_Exercise:_ Below is a block of records. Copy every line in it that contains the word "heading".

_Source information:_
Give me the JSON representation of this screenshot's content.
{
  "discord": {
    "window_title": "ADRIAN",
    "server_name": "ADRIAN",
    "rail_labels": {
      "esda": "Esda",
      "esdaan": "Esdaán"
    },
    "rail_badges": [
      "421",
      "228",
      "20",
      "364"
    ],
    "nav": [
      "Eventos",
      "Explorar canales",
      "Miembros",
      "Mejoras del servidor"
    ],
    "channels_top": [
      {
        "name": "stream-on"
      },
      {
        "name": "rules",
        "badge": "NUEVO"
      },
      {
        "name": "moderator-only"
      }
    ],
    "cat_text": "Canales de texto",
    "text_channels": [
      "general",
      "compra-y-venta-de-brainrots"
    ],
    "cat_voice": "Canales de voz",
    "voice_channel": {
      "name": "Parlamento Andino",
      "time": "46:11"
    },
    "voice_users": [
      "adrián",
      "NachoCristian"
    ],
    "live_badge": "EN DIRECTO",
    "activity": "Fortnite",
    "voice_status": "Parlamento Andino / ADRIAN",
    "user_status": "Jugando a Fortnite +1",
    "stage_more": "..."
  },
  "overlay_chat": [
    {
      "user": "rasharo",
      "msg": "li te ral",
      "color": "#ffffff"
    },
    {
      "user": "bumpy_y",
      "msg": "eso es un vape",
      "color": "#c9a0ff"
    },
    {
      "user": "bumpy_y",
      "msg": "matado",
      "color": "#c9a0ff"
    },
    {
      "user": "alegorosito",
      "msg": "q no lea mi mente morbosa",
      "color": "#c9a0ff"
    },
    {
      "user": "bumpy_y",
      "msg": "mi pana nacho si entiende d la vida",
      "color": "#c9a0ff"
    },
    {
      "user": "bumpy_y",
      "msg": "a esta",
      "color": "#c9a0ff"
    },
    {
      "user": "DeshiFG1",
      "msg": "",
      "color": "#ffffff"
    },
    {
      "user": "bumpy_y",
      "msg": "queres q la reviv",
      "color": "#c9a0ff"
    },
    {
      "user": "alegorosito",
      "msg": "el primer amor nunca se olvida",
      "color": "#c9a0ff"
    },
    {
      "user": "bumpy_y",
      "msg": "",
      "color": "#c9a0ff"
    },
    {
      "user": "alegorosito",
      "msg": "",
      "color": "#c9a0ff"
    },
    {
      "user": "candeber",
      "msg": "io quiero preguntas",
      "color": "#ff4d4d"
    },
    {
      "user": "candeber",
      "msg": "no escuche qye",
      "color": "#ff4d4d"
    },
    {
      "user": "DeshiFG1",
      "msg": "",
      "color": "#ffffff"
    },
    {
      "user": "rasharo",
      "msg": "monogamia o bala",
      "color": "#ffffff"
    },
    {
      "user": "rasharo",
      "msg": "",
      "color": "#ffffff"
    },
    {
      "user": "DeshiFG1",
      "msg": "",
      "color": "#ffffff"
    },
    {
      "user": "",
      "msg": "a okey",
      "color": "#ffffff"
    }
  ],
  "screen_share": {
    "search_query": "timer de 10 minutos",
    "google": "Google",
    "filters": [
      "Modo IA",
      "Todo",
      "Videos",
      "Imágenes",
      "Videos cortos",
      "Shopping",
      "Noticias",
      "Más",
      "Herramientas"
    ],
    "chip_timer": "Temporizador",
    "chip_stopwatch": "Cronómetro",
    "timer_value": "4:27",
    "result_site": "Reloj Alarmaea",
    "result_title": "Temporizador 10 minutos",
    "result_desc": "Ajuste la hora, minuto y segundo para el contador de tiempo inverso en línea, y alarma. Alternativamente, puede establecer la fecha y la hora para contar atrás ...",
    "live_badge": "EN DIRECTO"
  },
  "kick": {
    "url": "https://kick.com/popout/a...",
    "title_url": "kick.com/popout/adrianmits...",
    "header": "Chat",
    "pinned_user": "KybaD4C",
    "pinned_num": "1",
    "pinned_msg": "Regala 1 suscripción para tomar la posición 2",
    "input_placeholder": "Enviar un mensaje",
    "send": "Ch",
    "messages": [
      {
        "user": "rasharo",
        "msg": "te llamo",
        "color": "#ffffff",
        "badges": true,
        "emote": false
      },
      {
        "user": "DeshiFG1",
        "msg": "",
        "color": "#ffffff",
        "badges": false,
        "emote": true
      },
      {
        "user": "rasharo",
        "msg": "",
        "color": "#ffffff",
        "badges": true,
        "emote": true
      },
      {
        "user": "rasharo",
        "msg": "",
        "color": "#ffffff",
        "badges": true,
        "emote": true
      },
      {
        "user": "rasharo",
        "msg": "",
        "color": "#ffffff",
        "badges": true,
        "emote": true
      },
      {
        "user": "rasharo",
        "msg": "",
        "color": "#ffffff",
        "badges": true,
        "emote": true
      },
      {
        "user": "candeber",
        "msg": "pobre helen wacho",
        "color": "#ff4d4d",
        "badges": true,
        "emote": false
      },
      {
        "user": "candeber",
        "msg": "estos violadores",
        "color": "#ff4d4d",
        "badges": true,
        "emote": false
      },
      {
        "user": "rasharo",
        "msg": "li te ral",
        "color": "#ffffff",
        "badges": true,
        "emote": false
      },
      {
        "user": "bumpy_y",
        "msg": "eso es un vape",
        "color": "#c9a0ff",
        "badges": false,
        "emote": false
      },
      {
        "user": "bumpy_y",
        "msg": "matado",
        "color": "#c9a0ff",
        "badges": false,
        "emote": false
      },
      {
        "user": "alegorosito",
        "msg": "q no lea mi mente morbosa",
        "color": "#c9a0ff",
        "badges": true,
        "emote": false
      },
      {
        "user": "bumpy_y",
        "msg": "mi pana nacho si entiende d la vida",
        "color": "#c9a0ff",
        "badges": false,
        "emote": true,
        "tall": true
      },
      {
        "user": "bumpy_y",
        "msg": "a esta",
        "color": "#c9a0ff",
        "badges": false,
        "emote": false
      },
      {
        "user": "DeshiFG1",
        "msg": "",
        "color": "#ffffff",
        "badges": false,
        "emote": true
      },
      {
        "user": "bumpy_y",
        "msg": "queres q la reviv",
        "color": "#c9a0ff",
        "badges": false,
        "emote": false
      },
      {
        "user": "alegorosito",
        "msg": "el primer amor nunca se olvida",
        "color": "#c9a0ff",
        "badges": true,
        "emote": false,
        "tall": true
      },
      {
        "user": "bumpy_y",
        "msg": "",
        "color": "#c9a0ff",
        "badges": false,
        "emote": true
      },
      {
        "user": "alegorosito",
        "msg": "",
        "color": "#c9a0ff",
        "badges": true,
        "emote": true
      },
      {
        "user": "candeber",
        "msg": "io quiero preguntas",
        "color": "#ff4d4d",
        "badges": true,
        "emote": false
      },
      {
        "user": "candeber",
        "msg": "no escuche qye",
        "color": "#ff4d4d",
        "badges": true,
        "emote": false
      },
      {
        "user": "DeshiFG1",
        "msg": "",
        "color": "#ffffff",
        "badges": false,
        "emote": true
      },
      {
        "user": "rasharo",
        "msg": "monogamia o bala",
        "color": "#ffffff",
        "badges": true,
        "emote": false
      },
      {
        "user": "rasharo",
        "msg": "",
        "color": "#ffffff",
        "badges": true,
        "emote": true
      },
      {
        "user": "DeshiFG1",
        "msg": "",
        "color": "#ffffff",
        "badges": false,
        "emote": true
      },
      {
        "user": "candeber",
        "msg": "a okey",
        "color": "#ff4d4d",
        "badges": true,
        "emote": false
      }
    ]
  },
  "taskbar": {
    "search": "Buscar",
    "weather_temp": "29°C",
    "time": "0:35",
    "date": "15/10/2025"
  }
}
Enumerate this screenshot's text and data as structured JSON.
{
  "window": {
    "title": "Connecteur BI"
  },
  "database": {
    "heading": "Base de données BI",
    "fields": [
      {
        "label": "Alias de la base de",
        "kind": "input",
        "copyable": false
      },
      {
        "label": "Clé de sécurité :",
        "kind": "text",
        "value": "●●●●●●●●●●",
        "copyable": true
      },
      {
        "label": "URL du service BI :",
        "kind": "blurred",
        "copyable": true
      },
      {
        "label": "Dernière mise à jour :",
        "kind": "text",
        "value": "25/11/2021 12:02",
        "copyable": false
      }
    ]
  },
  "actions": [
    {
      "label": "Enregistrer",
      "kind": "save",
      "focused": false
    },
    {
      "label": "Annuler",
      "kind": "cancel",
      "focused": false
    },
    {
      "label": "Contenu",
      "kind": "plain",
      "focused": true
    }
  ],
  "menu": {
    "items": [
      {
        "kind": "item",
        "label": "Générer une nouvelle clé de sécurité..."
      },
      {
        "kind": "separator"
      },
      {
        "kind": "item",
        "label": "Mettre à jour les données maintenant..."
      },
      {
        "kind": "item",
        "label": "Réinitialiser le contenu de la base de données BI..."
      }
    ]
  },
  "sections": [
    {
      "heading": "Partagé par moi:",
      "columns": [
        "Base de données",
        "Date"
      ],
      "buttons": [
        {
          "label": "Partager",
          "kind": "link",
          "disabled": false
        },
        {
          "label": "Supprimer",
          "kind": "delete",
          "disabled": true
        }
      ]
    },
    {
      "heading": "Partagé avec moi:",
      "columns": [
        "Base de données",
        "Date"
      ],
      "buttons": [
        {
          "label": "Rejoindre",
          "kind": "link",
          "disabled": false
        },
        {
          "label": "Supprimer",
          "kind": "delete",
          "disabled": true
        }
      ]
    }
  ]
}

_Written reply:_
    "heading": "Base de données BI",
      "heading": "Partagé par moi:",
      "heading": "Partagé avec moi:",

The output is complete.